The Kremlin’s media goal is to create a pretext for invasion, Higgins suggested. As part of this strategy Russian TV has begun actively promoting information which suggests a vast humanitarian crisis is unfolding in eastern Ukraine. It has claimed residents have come under heavy Ukrainian shelling – something Kyiv says is not true.
The information has ranged from reports on increased bombardment to more outlandish “provocations,” such as attempted car bombing on Friday outside the separatist administration building in Donetsk. The same day the territory’s pro-Moscow leader, Denis Pushilin, released a video saying the situation had become so grave civilians had to be bussed out to safety and Russia.
Pushilin’s evacuation order was released on 18 February. Bellingcat, however, discovered from the video’s meta-data on the channel Telegram that it had actually been filmed two days earlier – last Wednesday. “It’s incompetence,” Higgins said. At the time the situation across the line of control between the Ukrainian military and separatists positions was calm.
A large part of Russian efforts to lay the groundwork for a Kosovo-style intervention in east Ukraine is to claim that the Ukrainian efforts to regain control of the territories in 2014 amounted to “genocide”. Putin has used the word on several occasions. He has also made comparisons to the massacre at Srebrenica in Bosnia.
“What is happening in the Donbas today is genocide,” Putin said last week. Russian diplomats circulated a document at the United Nations claiming Ukraine is engaged in “exterminating the civilian population” in the Donbas region of eastern Ukraine. Late on Sunday night Russia’s embassy in Washington sent a similar document to US journalists.

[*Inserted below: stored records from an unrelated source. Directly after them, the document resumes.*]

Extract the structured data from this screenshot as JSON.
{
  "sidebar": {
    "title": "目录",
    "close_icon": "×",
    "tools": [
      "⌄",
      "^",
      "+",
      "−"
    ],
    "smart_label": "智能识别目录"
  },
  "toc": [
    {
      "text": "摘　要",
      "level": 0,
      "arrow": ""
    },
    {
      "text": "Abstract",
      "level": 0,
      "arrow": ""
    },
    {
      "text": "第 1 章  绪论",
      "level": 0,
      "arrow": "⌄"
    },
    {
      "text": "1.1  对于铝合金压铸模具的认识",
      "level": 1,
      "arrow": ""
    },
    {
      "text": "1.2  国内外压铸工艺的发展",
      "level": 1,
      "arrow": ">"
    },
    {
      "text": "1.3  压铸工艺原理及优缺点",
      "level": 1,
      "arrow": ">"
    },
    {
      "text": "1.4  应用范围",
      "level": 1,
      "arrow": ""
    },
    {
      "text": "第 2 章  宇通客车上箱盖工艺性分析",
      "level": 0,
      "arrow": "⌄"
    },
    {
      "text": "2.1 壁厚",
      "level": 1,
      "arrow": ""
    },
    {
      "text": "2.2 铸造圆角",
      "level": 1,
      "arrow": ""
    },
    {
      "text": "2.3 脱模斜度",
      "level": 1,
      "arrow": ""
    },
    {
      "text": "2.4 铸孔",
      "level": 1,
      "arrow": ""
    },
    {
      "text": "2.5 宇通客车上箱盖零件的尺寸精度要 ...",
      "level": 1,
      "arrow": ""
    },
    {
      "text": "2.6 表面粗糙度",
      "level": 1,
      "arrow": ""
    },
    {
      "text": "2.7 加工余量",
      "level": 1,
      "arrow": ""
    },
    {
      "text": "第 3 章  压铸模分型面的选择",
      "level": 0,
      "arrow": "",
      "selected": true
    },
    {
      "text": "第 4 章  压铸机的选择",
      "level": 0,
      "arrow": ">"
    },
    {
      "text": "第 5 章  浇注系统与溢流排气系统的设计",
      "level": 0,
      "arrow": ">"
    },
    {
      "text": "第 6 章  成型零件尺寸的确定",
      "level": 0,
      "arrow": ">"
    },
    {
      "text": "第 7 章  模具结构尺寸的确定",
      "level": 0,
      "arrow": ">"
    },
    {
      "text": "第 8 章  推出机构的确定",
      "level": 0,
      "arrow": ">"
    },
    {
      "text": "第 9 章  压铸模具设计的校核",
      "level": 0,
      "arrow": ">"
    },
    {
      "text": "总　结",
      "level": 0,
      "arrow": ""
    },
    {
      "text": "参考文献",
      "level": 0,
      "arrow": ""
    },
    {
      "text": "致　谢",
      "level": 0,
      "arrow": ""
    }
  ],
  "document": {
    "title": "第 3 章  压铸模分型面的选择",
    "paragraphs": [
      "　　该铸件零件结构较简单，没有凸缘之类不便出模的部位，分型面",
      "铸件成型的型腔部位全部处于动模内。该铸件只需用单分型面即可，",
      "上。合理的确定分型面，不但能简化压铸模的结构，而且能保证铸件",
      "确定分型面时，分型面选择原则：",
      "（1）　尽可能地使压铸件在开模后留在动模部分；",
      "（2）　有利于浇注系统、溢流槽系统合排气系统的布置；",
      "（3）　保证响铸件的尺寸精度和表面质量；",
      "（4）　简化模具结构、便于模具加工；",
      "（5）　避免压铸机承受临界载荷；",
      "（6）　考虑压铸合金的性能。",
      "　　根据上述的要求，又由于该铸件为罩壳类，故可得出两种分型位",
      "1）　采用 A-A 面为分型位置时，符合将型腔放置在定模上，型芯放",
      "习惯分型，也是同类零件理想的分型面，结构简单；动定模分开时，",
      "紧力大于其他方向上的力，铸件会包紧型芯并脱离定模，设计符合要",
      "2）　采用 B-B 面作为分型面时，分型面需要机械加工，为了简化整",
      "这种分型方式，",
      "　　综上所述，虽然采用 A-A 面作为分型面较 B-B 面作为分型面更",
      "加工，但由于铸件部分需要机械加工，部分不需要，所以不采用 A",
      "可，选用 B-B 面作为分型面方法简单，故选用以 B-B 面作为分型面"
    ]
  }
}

Putin’s twenty-year tenure in power has had a cumulative effect on his worldview. His assertiveness has grown in step with his strengthened grip on domestic power and his growing perception that he faces only limited international pushback. His personal resentment of geopolitical slights has grown and fed back into Russia’s national security dialogue. The influence of other forceful national security leaders has also grown. Putin has responded to internal challenges by seeking foreign policy distractions. The direction of his aims has always been consistent even if the vigor and rancor with which they are pursued has increased.
MOSCOW — On Sunday, police brutally dispersed a group of demonstrators who came to Moscow’s Pushkin Square, the traditional site of dissident rallies since the Soviet era, to denounce Vladimir Putin’s presumptive attack on Ukraine. The protesters, who included veteran human rights leader and former member of parliament Lev Ponomarev, were detained as soon as they unfurled their banners; some were taken into police custody and charged with violating Moscow’s strict ban on public demonstrations imposed under the pretext of the pandemic. (Needless to say, the ban applies only to opposition rallies. When Putin addressed 80,000 people packed into a stadium to mark the anniversary of the annexation of Crimea, the authorities had no objections.)
The weekend protest was only the latest in the growing chorus of voices within Russia itself opposing Putin’s threats to Ukraine — a trend that has been underreported by international media, leaving many Westerners with the impression that everyone in Russia supports the war. This is certainly not the case. In recent days, the country’s leading cultural figures — who traditionally hold significant moral clout here — have spoken out against an attack on Ukraine. “Russia does not need a war with Ukraine or with the West,” read a statement signed by, among others, rock musician Andrei Makarevich and actress Liya Akhedzhakova. “Nobody is threatening us, nobody is attacking us. The policy that pushes for war is immoral, irresponsible and criminal.”